▶ Exercise instructions
Lines with the word "Popular" are the ones wanted. Copy each of them from the entries below.

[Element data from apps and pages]
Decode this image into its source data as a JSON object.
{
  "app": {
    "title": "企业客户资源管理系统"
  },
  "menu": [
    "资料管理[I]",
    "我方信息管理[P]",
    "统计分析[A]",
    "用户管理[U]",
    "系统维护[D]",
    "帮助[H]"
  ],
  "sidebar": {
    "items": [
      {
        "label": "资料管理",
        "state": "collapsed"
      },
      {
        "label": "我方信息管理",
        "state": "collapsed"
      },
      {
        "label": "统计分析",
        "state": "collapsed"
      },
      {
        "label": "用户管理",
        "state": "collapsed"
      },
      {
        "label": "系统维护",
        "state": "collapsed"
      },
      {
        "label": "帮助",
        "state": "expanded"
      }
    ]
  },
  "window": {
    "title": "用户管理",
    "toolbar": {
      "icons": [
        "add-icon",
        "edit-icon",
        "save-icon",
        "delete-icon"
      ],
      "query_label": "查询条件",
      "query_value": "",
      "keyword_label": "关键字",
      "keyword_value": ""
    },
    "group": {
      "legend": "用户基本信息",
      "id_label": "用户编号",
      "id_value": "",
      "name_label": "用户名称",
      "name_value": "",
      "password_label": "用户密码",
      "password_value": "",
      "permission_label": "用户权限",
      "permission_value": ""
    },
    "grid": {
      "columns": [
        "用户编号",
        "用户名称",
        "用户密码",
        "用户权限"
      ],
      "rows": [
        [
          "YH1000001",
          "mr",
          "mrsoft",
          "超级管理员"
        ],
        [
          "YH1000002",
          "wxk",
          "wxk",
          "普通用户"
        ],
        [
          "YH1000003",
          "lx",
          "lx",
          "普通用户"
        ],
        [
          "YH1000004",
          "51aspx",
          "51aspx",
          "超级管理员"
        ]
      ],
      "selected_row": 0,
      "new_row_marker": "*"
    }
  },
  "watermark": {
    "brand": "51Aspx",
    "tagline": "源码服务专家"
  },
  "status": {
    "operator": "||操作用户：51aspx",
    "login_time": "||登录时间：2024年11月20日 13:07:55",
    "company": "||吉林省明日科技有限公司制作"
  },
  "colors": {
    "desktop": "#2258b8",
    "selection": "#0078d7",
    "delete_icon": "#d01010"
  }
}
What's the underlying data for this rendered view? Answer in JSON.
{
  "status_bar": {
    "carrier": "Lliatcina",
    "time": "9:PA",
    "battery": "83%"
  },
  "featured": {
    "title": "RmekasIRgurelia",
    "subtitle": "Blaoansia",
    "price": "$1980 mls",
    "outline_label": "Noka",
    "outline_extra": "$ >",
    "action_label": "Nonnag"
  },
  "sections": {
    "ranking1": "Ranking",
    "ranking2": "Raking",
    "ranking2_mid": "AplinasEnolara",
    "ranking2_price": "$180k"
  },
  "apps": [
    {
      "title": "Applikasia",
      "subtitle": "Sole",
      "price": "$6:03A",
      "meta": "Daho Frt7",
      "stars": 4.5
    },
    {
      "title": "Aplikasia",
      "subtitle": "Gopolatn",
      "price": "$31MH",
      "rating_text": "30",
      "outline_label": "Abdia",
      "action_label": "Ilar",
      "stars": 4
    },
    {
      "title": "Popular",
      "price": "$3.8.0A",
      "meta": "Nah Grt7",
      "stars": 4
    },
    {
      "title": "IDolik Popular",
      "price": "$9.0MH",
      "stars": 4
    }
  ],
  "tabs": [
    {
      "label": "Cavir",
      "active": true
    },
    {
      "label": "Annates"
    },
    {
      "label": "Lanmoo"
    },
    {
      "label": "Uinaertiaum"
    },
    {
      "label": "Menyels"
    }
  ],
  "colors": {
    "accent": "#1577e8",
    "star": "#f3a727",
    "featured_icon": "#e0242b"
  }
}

▶ Written reply
      "title": "Popular",
      "title": "IDolik Popular",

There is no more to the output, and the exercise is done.